*** STUDY MATERIAL Section Begins ***
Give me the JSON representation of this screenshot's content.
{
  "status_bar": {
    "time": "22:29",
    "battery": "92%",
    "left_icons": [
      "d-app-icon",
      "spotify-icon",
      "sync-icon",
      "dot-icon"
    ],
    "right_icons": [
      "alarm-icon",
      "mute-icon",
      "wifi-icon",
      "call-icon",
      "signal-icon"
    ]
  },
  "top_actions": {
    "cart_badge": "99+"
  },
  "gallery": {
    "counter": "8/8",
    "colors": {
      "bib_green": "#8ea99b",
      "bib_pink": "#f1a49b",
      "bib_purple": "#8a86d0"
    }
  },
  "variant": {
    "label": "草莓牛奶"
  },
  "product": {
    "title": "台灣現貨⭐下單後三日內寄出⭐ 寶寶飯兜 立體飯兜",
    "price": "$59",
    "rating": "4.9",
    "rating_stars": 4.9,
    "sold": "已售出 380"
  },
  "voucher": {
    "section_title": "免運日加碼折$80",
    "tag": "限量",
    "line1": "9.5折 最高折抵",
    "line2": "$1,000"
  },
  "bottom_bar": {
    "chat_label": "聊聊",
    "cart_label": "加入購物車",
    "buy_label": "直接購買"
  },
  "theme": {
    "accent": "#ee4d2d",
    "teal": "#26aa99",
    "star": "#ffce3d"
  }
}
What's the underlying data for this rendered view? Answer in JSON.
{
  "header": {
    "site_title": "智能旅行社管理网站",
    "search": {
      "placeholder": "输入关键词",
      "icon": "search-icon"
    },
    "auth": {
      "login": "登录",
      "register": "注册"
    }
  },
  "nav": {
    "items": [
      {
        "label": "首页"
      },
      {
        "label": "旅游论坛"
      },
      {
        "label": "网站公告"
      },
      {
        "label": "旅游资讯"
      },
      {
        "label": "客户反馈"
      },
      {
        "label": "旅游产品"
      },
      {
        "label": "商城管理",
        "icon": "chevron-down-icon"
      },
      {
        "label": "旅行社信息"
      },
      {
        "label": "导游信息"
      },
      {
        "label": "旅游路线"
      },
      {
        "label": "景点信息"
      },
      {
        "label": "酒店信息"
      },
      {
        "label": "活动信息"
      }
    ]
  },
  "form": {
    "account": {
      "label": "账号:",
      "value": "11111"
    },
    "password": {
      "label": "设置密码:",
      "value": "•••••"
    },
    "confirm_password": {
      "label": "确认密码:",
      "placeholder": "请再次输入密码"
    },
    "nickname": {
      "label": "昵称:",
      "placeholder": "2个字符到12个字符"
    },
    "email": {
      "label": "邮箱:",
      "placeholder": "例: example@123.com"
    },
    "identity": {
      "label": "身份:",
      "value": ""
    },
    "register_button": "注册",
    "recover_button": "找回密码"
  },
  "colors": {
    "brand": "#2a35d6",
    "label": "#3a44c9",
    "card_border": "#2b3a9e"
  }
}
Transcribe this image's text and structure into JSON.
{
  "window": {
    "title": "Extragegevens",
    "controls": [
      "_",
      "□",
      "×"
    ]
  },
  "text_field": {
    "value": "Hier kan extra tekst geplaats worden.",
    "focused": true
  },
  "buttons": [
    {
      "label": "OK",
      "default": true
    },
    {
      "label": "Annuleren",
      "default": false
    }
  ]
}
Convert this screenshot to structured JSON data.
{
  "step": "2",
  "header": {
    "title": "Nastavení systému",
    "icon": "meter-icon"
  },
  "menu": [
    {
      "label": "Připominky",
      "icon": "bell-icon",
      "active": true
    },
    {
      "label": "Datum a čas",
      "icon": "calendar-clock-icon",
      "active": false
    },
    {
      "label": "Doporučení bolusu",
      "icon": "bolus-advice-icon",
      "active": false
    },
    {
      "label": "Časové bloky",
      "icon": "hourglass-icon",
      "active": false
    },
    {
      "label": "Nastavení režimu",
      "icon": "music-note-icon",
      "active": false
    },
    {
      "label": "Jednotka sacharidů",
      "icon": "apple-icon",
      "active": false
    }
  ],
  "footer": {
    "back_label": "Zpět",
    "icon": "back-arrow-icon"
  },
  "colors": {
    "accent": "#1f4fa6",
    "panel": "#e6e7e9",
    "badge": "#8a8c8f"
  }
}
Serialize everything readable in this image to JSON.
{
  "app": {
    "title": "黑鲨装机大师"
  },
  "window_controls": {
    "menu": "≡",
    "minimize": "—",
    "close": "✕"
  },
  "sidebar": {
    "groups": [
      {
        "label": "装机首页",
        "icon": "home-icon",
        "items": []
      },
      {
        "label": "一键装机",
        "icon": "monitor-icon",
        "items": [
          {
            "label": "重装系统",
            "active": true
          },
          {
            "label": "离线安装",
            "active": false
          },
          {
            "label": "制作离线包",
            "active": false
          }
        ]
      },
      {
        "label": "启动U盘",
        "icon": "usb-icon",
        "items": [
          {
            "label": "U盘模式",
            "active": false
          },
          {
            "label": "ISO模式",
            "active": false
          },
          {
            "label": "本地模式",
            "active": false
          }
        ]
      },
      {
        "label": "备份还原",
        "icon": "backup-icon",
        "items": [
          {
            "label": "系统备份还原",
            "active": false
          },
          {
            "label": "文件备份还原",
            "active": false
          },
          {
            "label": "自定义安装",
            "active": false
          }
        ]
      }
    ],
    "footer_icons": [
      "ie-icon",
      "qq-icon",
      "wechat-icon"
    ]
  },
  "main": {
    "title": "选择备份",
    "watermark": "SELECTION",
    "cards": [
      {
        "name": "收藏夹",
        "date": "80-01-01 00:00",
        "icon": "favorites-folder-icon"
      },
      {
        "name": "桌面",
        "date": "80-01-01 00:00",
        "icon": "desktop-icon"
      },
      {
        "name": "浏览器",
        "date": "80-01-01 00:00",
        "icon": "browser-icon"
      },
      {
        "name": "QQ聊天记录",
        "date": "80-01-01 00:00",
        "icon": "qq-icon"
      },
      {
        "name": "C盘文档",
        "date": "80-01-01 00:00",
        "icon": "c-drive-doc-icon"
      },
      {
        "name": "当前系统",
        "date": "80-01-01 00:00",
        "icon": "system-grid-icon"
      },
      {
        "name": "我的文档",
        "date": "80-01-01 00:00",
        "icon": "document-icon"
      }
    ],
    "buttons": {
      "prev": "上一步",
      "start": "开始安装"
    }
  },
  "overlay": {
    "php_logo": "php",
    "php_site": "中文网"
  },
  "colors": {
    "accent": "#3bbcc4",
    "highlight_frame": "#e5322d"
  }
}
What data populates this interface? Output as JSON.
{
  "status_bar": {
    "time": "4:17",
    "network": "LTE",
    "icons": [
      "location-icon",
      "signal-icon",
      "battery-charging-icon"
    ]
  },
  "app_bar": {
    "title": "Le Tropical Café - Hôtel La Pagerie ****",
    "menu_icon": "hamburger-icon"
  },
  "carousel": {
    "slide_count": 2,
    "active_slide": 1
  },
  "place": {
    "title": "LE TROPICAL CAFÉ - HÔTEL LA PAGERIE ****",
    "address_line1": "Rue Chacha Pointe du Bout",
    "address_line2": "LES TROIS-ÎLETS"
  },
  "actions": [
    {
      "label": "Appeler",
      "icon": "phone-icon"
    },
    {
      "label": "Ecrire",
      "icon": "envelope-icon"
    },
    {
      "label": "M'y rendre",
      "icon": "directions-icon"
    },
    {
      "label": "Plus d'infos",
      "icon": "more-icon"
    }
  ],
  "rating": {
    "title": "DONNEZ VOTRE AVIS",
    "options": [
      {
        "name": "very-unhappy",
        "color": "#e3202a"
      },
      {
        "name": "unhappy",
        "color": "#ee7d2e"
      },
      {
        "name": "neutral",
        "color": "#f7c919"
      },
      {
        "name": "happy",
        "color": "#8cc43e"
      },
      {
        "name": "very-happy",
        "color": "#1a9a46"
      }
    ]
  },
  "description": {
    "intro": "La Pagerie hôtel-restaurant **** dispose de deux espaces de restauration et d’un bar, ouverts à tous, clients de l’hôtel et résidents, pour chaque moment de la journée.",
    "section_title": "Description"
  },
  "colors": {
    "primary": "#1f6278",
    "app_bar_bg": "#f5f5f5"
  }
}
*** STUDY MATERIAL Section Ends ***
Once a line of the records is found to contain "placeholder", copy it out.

      "placeholder": "输入关键词",
      "placeholder": "请再次输入密码"
      "placeholder": "2个字符到12个字符"
      "placeholder": "例: example@123.com"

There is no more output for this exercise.